Monday, Adam Liptak, the NY Times’ legal reporter, published an article about Jerry Guerinot, a Texas lawyer who holds the distinction of having represented the most people sentenced to death – 20. That’s more people than most states that have the death penalty have on Death Row. He has not won one capital case. Liptak, who writes the always interesting and readable “Sidebar” column pulls no punches in assessing Guerinot in the first sentence of his piece:
“A good way to end up on death row in Texas is to be accused of a capital crime and have Jerry Guerinot represent you.”
Guerinot’s performance raises many of the issues discussed on this blog in prior posts. I am diametrically opposed to the death penalty in all circumstances because it cannot be fairly applied. See “The Death of the Death Penalty” (https://www.courtroomstrategy.com/2010/01/the-death-of-the-death-penalty/) discussing the American Law Institute’s study of the death penalty. Two people commit the same crime in the same fashion, one gets Guerinot, the other gets the next public defender in line. One gets death, the other doesn’t.
Recently, I was asked to address Professor Baz Dreisinger’s Crime and Punishment class at John Jay College. The floor was opened up for questions and one of the students asked “What’s the worst thing about the criminal justice system?” It was a whopper of a question that took two seconds to respond to : The lack of commitment to money for defense of the indigent. Its just not a popular budget item and no one ever got elected to public office on a platform of more money for Legal Aid lawyers. But sub-par defense lawyering is by far the leading cause of wrongful convictions; good lawyering can overcome almost every other cause – unfair judges, overzealous prosecutors, dishonest law enforcement personnel. Here’s a quote from Judge Ruth Bader Ginsburg from Liptak’s article:
“People who are well represented at trial do not get the death penalty.”
Now that may be a stretch (especially coming from someone who has never tried ANY case to a jury, never mind a case where someone’s life hangs in the balance), but a close examination of some of Guerinot’s cases shows that his poor representation led people to the chair. He routinely fails to investigate at all, according to the article. In one case, he met with the defendant for a total of 15 minutes before the trial. While this may sound shocking, this is par for the course from what I have seen first-hand in the wrongful conviction cases I have been involved in. See “Freedom Won for Innocent Man” (https://www.courtroomstrategy.com/2009/12/freedom-won-for-innocent-man-but-maybe-at-the-cost-of-truth/). In all of the cases, the trial lawyer never even visited the scene of the crime and spent only minutes with the defendants. So Guerinot’s conduct is not that unusual in cases where an innocent person was found guilty. Any lawyer can lose a trial, but to lose because of unpreparedness is inexcusable.
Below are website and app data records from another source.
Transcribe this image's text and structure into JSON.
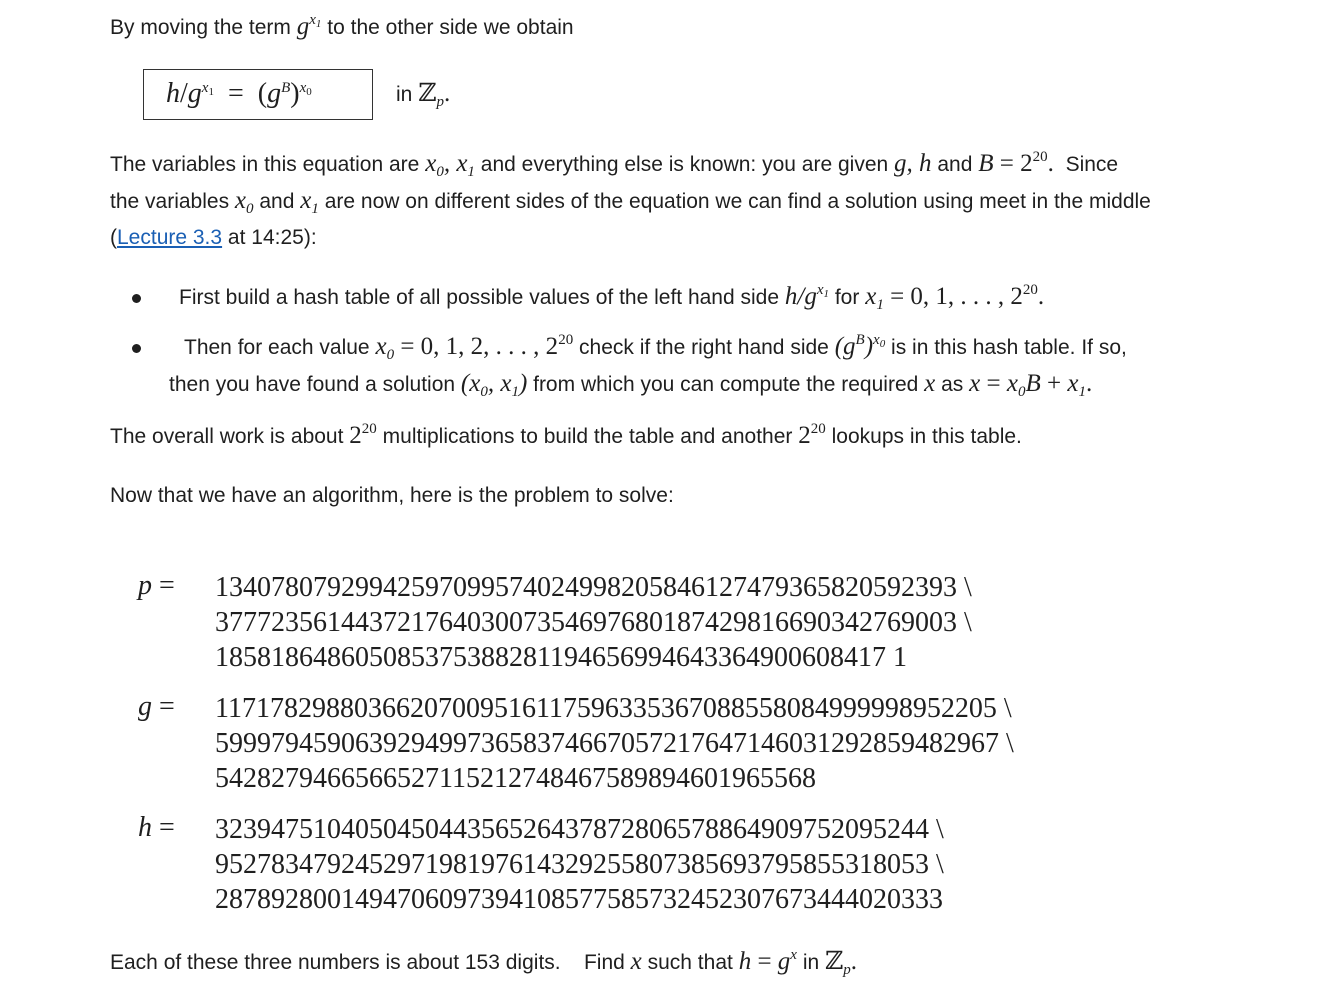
{
  "intro": {
    "before": "By moving the term",
    "after": "to the other side we obtain"
  },
  "boxed_equation": {
    "in_label": "in"
  },
  "para_variables": {
    "l1_a": "The variables in this equation are",
    "l1_b": "and everything else is known:  you are given",
    "l1_c": "and",
    "l1_d": "Since",
    "l2_a": "the variables",
    "l2_b": "and",
    "l2_c": "are now on different sides of the equation we can find a solution using meet in the middle",
    "l3_open": "(",
    "l3_link": "Lecture 3.3",
    "l3_rest": "at 14:25):"
  },
  "bullets": {
    "b1_a": "First build a hash table of all possible values of the left hand side",
    "b1_b": "for",
    "b2_a": "Then for each value",
    "b2_b": "check if the right hand side",
    "b2_c": "is in this hash table.  If so,",
    "b2_d": "then you have found a solution",
    "b2_e": "from which you can compute the required",
    "b2_f": "as"
  },
  "overall": {
    "a": "The overall work is about",
    "b": "multiplications to build the table and another",
    "c": "lookups in this table."
  },
  "problem_intro": "Now that we have an algorithm, here is the problem to solve:",
  "numbers": {
    "p": [
      "13407807929942597099574024998205846127479365820592393 \\",
      "37772356144372176403007354697680187429816690342769003 \\",
      "185818648605085375388281194656994643364900608417 1"
    ],
    "g": [
      "11717829880366207009516117596335367088558084999998952205 \\",
      "59997945906392949973658374667057217647146031292859482967 \\",
      "5428279466566527115212748467589894601965568"
    ],
    "h": [
      "323947510405045044356526437872806578864909752095244 \\",
      "952783479245297198197614329255807385693795855318053 \\",
      "2878928001494706097394108577585732452307673444020333"
    ]
  },
  "footer": {
    "a": "Each of these three numbers is about 153 digits.",
    "b": "Find",
    "c": "such that",
    "d": "in"
  }
}
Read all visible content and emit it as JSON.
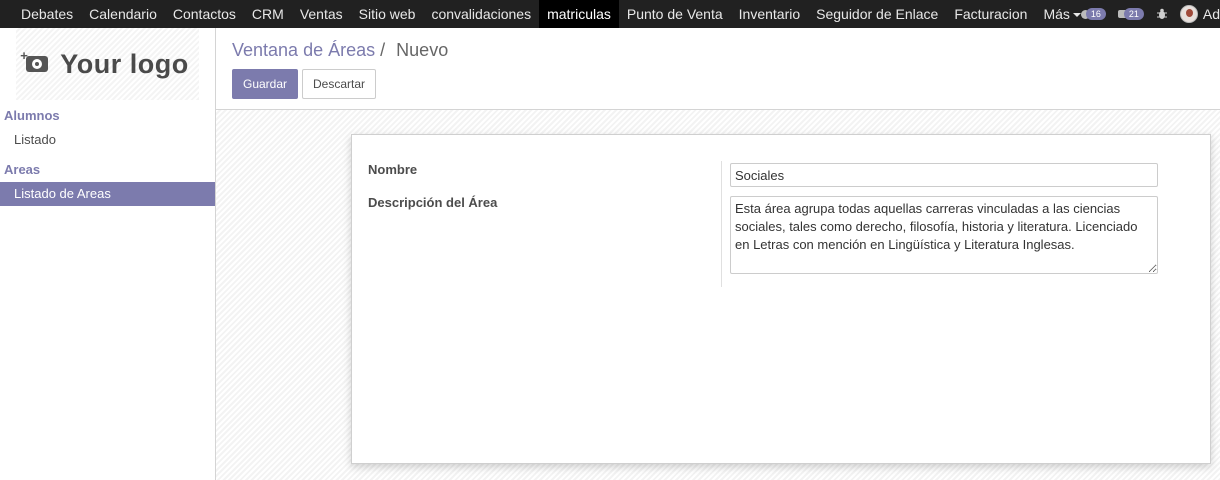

But bad lawyering has been compounded by the US Supreme Court’s (under Justice Roberts) narrowing of the right to a habeas corpus petition. The Court is accepting fewer and fewer such cases and has rejected reviewing a few of Guerniot’s cases, including one which is so egregious its being made the subject of a British documentary (the defendant, Linda Carty was a British national). The Texas court which reviewed the verdict found that Mr. Guerinot “made an imperfect attempt to avoid conviction and death” but added that “the Constitution does not require perfection in trial representation.” Of course not, but shouldn’t it at least require the lawyer to contact key witnesses, visit the crime scene and thoroughly prepare with his client? Guerinot did none of those things in Ms. Carty’s case. And both the State court and the Supreme Court found that procedure did not allow review of the case any further. The Texas court said it realized that this was “a harsh result.” A harsh result? This woman is going to go to die by lethal injection!
So Liptak concludes the article with the good news that Guerinot has stopped taking capital cases. But the bad news is that he instead now engages in the volume practice of criminal defense. In 2007 and 2008, for example, he represented a total of 2,000 felony defendants; an insane amount for a solo practitioner. There is no way he could do justice by taking on nearly 3 new clients a day every day for two years. How many people unnecessarily got convicted and did some jail time or had their lives ruined by getting a felony record? We’ll never know. Is it that much worse to do a great harm to a few people or a less harm but to a multitude of people? Why is either acceptable?